Eye9ja understands that this comes as a new twist after the Presidential Election Petition Tribunal (PEPT) dismissed the petition of the PDP and Atiku on Wednesday, September 11, against the Nigeria’s president.
Delivering judgment, Justice Mohammed Garba, who led a five-man panel of justices, said: “This petition is accordingly, and hereby dismissed in its entirety.
“In the final result, and I have come to the conclusion which is inevitable and unavoidable, that the petitioners have not proved any of the grounds of the petition in paragraph 15 of the petition.
“This petition is accordingly and hereby dismissed in its entirety.”
However, Atiku, who seems not to be contented with the ruling of the election tribunal, will be heading to the Supreme Court, with the aim of overturning the verdict of the PEPT that confirmed President Buhari’s re-election.
Thisdaylive.com reports that Atiku’s lawyers have already concluded plans to file a 70-point appeal at the Supreme Court tomorrow, to beat Wednesday’s deadline.
The newspaper said in its report that one of Atiku’s lawyers said: “We will file latest on Monday, September 23, and at most, due to any unforeseen reason, by September 24. Bear in mind that the deadline for submission is Wednesday. We won’t file on Wednesday for tactical reasons.”
The report noted that a source said one of the 70 grounds of appeal is that “the judgment of the PEPT was based on the facts; the judgment was not on the issues presented to the Court of Appeal presidential tribunal by the petitioner, especially in relation to the respondent’s academic qualifications.”
“Take, for instance, one of the respondent’s witnesses, Major General Paul Tarfa (rtd), called by President Muhammadu Buhari’s lawyers said that they did not give their qualifications to the Military Board. Tarfa’s testimony is against the claim by Buhari that the Nigeria military is in possession of his certificates.
“Secondly, Buhari said that he was recruited into the military in 1961 and Tarfa said in 1962, so what is the correct date of his recruitment into the army. Somebody is not telling the truth.
“The issue in question is who entered the different grades for him from both the Cambridge and the West African School Certificate results. This is the first time that the court will say that the documents are admitted in the interest of justice. So, who entered the different grades for him and if he did it, why?

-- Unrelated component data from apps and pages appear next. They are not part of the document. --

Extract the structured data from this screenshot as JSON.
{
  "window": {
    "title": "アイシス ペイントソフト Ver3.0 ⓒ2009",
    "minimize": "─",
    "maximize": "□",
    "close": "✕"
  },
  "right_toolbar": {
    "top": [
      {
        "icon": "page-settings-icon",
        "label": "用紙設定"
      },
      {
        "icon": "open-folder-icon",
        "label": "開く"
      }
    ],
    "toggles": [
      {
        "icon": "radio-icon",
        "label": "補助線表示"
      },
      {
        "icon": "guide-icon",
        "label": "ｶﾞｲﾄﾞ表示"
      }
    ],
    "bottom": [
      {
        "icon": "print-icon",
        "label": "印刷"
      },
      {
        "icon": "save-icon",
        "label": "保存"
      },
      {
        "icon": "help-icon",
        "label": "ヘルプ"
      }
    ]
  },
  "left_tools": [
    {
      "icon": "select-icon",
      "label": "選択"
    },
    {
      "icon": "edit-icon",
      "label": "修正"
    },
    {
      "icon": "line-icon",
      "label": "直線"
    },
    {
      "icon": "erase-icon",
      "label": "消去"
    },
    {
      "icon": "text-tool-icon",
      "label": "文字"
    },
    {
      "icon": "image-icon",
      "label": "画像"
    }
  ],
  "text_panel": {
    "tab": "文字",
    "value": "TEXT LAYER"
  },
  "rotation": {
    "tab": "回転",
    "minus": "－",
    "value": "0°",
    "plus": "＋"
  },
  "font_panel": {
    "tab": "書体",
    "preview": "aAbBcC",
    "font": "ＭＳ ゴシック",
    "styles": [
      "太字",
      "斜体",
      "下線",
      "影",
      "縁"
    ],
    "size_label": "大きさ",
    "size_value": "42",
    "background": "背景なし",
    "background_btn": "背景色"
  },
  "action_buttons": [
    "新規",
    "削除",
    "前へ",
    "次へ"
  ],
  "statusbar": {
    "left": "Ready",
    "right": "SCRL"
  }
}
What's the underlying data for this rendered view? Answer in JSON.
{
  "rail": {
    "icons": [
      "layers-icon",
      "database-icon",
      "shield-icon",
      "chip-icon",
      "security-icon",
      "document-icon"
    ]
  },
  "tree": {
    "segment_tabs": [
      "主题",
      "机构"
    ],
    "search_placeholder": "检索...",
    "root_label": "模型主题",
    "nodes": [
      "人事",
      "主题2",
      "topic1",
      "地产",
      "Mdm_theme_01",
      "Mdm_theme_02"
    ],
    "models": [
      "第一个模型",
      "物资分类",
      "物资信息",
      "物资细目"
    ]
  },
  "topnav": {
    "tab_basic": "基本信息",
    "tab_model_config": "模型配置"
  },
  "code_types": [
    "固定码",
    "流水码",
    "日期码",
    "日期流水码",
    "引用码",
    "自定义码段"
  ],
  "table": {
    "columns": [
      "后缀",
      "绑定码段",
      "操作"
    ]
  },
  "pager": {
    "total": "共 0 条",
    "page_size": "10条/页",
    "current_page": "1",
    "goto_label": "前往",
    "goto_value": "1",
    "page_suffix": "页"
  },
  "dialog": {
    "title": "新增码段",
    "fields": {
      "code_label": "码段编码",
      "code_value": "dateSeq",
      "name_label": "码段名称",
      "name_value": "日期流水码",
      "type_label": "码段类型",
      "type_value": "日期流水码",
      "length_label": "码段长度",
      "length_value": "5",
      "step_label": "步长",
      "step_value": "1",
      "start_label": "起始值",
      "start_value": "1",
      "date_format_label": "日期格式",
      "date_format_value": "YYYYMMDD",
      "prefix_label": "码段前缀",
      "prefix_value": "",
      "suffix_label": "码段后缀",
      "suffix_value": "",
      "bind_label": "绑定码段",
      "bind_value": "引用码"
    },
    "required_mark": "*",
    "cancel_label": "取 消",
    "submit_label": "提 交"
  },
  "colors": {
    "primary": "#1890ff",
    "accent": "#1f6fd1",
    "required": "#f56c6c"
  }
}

“One of the grounds of appeal is that the President’s Chief of Staff, Abba Kyari, brought the Cambridge documents dated July 18 and testified on July 20. The point here is that it was not pleaded when the respondent replied to the petitions of Atiku. So, speaking as in point of law, you don’t speak on documents not pleaded.
“The WAEC documents contradicted the Cambridge documents. This is a case of forgery, inconsistency in documents.”
The lawyer added as thus; “On the INEC server, the judgment of the PEPT said the INEC server was hacked and we then asked, which of the servers was hacked?
“The tribunal judgment was based on the Electoral Act section 52 (1) (B), but this aspect of the law has since been deleted in 2015. It is no longer in existence. This was the case in Wike Vs Peterside.
“If the judgment said INEC server was recklessly hacked, then, there is a server and, therefore, a criminal offence. Yet, INEC did not claim so or that its documents were stolen. How come the judge reached this scandalous decision?
“If section 52 (1) (B) is no longer in existence, how come the lead judgment came to this decision? It was not based on the documents pleaded. Therefore, how come it was decided so? That means that the judge went on a voyage of discoveries and exploration. Buhari was not accused of forgery. Rather, he was accused of lying, when he said the army was in possession of his documents
“In his form CF001, he presented an affidavit, instead of his certificates. PEPT relied on the CV presented. We are asking, is that supposed to be so? CV is basically to show working experience. No Primary School certificate. The judgment was based on inferences. The judge simply inferred.
“We are surprised that the PEPT went the way it did. It is our view that the judges would have gone further to help improve our electoral laws as well as use it to commence the reform of the electoral laws. So, these are some of the issues that form the grounds of the 70 points of appeal at the Supreme Court.”